__Required work__
Pull each line with the string "沪深两市流通盘中" from the entries.

Page and application data records:
__________________________________________________

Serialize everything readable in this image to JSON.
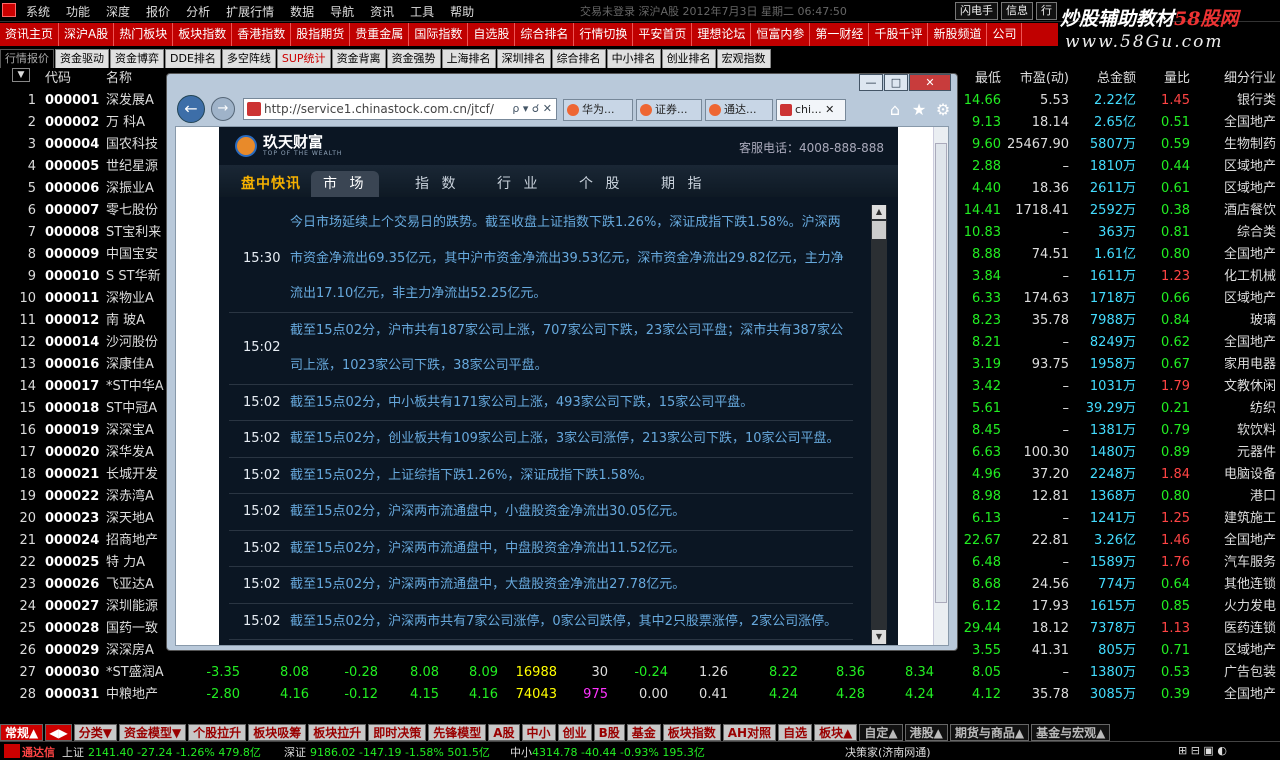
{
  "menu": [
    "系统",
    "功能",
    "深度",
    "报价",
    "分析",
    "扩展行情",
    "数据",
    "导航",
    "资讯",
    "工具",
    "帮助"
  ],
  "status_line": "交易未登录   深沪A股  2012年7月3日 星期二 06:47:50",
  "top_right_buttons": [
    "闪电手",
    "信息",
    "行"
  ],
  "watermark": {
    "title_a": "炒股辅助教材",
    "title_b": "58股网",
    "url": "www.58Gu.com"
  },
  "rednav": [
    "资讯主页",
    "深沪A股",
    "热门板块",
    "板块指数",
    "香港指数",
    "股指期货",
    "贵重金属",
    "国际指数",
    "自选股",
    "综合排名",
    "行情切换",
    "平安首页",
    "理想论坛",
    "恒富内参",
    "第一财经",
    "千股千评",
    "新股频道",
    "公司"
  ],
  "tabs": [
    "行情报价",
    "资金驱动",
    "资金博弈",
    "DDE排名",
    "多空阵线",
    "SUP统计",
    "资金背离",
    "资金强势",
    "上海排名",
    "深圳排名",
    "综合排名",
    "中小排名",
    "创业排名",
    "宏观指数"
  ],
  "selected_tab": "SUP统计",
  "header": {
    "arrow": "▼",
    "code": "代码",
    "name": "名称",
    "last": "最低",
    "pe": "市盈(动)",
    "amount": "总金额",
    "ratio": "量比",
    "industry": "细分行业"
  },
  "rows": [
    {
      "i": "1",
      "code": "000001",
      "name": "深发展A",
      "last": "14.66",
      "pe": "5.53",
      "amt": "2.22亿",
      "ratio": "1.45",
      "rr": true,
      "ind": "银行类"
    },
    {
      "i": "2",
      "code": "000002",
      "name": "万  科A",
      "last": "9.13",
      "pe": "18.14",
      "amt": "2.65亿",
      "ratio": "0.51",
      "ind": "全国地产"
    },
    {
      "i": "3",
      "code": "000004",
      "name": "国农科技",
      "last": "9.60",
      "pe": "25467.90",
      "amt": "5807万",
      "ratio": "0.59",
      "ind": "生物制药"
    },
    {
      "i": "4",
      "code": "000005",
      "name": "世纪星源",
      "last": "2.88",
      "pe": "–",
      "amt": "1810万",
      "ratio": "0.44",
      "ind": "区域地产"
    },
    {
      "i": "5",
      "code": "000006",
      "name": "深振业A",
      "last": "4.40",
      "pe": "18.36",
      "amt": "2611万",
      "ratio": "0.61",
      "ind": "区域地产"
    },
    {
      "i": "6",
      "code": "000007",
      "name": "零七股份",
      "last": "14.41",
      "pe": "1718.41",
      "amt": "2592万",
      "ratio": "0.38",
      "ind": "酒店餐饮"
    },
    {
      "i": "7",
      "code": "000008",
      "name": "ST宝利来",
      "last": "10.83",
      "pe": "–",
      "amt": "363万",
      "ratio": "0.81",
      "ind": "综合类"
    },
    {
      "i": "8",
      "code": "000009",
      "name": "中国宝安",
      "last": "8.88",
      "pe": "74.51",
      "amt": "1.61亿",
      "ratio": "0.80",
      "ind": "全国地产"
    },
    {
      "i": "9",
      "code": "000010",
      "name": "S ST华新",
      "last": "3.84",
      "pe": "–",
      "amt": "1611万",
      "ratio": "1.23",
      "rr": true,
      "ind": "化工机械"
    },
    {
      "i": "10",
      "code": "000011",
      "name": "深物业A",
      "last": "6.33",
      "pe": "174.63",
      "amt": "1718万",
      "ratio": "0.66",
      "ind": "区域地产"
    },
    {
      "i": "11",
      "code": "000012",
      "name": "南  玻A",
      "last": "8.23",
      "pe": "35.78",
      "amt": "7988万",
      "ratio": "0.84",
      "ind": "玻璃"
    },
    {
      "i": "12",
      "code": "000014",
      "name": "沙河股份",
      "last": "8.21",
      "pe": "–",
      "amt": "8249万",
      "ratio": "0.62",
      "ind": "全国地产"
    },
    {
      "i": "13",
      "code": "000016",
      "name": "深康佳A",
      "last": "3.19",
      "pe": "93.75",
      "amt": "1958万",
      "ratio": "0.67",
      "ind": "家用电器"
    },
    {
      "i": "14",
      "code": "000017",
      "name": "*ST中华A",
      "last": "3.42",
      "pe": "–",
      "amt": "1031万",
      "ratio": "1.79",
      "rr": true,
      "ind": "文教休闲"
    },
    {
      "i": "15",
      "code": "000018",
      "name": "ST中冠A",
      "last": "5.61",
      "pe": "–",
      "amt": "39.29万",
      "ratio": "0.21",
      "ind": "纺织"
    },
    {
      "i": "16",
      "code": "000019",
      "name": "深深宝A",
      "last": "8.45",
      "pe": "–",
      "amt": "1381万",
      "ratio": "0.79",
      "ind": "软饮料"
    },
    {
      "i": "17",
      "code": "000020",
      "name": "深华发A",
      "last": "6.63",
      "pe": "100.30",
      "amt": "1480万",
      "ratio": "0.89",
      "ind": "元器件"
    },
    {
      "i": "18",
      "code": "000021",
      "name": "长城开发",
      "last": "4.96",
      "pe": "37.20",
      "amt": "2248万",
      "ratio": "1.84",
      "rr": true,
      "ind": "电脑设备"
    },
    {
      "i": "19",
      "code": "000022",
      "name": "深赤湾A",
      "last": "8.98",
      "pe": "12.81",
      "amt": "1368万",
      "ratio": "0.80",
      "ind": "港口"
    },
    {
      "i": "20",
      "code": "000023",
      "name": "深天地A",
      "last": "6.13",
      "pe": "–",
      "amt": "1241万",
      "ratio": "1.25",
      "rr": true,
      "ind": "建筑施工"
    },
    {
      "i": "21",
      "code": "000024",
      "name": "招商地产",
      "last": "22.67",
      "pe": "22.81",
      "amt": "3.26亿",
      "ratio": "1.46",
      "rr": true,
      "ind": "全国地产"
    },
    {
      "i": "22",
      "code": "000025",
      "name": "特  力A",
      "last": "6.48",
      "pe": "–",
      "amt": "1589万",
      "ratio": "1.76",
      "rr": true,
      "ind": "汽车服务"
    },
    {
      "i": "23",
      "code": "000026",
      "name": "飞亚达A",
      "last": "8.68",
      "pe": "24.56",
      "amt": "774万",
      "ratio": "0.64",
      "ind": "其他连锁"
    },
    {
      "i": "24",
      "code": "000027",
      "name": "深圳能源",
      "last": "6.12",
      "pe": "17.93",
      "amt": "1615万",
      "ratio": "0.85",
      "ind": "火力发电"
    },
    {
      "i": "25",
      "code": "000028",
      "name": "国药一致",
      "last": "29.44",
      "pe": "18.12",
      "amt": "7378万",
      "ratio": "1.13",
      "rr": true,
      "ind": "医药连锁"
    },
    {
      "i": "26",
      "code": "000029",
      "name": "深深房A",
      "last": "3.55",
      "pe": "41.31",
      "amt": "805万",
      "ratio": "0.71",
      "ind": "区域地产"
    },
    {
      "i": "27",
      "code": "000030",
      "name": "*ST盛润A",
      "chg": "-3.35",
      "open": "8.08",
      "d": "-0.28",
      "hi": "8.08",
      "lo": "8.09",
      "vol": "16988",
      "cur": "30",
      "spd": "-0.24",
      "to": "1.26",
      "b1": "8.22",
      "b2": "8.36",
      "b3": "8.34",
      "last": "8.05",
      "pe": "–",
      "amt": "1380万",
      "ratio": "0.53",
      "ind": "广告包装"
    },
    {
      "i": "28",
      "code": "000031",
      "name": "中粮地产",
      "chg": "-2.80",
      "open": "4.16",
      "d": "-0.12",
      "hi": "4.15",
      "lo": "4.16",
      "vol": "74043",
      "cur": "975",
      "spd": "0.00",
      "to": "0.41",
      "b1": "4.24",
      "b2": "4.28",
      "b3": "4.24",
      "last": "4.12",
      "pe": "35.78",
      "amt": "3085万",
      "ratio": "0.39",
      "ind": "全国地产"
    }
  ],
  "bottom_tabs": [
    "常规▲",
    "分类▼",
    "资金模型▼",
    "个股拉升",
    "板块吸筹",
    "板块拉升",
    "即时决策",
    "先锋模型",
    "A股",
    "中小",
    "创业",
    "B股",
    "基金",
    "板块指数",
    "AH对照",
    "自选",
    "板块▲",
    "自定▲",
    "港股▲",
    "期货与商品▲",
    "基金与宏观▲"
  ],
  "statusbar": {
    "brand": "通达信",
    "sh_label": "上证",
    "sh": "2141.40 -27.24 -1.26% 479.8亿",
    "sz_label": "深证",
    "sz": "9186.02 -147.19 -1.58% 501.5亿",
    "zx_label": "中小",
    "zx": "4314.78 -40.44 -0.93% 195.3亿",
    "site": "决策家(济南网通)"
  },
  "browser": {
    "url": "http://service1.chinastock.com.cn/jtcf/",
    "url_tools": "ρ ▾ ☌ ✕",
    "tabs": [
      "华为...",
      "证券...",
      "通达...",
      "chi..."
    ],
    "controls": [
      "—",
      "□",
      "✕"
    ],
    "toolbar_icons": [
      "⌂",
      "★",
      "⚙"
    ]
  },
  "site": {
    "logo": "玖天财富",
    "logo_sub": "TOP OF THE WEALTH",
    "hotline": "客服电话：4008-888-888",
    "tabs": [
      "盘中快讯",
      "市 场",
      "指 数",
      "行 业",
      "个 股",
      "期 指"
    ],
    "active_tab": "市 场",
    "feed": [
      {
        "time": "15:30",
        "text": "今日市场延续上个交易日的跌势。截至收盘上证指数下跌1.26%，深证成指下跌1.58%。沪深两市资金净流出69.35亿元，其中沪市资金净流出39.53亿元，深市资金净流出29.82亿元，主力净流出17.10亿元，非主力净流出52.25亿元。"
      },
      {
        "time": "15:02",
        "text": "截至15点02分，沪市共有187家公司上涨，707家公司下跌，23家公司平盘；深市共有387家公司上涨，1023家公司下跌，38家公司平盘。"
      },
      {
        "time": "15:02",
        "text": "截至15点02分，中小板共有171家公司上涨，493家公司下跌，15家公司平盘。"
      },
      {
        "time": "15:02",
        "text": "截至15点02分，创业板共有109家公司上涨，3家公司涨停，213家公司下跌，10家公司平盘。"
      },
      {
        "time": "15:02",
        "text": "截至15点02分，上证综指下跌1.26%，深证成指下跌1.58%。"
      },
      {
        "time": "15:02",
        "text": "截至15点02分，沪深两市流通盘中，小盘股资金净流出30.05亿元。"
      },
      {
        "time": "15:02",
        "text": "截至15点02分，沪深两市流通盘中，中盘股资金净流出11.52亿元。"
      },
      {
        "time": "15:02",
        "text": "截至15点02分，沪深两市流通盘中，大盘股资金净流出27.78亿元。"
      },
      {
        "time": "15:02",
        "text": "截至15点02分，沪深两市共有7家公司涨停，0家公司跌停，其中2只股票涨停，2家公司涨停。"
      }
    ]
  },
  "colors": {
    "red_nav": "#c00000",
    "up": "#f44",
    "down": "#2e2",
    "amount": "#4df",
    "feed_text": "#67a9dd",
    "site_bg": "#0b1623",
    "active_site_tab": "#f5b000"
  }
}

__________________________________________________

__Your solution__
        "text": "截至15点02分，沪深两市流通盘中，小盘股资金净流出30.05亿元。"
        "text": "截至15点02分，沪深两市流通盘中，中盘股资金净流出11.52亿元。"
        "text": "截至15点02分，沪深两市流通盘中，大盘股资金净流出27.78亿元。"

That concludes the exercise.